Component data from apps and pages
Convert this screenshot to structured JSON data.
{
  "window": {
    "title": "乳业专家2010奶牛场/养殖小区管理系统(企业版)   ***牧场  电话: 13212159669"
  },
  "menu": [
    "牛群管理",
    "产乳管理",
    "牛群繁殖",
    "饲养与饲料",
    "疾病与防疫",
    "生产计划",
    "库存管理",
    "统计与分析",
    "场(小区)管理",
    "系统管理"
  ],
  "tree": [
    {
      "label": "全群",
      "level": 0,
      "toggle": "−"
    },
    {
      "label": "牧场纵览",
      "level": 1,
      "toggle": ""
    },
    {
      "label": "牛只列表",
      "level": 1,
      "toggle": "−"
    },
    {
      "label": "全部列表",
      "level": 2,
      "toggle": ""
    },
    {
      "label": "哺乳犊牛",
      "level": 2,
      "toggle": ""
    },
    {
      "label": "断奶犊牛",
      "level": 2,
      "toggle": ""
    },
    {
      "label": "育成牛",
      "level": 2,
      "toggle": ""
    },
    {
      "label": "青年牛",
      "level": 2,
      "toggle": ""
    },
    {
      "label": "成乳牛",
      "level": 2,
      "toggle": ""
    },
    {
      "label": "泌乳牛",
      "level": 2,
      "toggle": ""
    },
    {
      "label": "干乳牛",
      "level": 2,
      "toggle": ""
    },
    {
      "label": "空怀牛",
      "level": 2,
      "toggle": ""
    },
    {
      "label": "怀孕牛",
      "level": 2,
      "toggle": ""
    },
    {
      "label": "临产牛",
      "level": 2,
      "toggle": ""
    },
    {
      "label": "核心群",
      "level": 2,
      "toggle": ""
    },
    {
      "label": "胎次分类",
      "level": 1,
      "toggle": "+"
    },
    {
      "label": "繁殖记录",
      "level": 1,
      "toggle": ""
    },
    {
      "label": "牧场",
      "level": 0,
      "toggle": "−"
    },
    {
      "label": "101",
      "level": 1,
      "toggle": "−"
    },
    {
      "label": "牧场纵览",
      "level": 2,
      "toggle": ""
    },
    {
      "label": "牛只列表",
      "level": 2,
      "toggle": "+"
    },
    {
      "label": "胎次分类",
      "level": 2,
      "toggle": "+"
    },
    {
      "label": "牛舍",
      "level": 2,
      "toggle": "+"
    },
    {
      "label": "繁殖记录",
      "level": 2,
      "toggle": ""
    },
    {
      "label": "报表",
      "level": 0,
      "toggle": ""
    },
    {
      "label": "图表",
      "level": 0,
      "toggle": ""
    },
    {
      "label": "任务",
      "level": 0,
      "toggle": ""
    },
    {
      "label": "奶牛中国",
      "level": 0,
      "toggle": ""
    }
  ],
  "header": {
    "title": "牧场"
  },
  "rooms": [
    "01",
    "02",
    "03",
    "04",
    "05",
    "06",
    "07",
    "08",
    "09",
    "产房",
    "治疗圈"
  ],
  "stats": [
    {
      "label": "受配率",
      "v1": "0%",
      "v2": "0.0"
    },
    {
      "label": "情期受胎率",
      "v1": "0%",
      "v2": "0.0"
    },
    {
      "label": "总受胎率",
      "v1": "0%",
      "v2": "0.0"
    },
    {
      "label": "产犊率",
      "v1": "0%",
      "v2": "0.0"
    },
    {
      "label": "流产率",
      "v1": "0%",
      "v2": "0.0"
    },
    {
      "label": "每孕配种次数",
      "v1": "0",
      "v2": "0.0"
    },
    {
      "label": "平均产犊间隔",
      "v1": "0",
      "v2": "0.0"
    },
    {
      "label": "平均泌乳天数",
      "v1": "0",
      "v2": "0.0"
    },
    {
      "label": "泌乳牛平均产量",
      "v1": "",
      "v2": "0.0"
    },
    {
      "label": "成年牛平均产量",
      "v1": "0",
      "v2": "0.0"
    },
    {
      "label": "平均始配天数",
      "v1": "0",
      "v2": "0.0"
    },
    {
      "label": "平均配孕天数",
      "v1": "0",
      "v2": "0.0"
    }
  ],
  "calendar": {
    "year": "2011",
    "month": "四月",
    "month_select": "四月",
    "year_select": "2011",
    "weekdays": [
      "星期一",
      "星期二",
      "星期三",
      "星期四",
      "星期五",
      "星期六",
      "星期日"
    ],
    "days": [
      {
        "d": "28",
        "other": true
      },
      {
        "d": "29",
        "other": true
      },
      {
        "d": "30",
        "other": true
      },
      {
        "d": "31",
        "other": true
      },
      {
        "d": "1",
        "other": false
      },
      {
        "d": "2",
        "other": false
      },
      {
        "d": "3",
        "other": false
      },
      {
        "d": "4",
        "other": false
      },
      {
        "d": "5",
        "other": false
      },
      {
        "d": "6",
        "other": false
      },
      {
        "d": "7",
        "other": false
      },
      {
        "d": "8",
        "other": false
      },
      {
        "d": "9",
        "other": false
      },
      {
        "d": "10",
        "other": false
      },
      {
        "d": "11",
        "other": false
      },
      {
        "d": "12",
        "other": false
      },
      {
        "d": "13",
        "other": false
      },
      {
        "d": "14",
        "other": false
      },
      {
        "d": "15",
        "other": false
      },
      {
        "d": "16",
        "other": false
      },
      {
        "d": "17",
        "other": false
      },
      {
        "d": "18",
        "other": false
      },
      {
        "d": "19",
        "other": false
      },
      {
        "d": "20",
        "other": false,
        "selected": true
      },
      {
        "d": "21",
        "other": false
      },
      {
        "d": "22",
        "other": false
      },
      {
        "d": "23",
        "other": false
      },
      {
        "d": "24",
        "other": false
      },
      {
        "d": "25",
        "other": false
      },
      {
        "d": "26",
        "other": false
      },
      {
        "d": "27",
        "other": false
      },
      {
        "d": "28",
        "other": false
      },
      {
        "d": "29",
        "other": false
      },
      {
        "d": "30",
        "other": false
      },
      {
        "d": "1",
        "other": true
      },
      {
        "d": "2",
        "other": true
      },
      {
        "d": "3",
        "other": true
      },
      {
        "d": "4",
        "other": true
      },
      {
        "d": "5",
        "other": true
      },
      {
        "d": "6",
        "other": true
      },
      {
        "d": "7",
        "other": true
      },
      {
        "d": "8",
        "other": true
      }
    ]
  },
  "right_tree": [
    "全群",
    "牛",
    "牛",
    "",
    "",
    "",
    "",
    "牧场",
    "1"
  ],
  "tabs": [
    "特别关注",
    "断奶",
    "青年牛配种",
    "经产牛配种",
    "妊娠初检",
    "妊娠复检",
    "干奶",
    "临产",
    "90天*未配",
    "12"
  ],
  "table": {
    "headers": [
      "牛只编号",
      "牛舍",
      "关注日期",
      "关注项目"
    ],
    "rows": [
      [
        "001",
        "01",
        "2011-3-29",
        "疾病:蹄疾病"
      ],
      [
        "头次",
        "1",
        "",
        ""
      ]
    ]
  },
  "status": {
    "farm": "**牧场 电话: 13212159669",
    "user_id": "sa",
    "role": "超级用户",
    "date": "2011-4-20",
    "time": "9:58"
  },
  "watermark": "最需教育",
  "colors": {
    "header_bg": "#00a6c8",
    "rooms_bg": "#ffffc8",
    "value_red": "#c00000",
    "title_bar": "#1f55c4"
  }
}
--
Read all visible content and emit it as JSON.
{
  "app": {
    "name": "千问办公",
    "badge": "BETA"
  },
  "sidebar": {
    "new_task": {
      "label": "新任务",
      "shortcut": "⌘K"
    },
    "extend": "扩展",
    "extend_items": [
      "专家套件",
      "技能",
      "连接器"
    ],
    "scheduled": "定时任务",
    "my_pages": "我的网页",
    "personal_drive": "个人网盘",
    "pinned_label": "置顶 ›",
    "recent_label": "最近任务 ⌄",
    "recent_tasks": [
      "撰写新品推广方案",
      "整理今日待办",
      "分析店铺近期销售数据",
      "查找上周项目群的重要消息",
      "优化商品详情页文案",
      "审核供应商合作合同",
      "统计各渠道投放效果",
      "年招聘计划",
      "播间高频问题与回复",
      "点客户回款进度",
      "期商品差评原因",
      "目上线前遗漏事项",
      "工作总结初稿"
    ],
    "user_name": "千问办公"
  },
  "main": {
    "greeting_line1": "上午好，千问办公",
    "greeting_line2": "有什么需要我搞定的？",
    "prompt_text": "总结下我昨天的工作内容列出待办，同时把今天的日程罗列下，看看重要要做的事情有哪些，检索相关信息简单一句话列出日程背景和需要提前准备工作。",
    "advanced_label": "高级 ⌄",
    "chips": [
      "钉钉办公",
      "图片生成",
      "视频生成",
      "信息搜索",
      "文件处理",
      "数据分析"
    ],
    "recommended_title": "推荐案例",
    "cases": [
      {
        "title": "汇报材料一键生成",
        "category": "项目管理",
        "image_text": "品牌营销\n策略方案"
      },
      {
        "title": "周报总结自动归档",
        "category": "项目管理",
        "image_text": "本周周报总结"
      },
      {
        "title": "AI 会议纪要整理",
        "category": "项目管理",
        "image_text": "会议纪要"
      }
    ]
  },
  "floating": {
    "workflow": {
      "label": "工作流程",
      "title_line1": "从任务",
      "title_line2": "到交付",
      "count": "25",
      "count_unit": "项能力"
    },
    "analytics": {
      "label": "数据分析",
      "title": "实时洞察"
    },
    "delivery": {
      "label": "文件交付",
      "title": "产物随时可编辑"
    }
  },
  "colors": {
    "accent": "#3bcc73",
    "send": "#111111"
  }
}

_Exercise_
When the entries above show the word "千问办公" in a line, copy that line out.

_Your solution_
    "name": "千问办公",
    "user_name": "千问办公"
    "greeting_line1": "上午好，千问办公",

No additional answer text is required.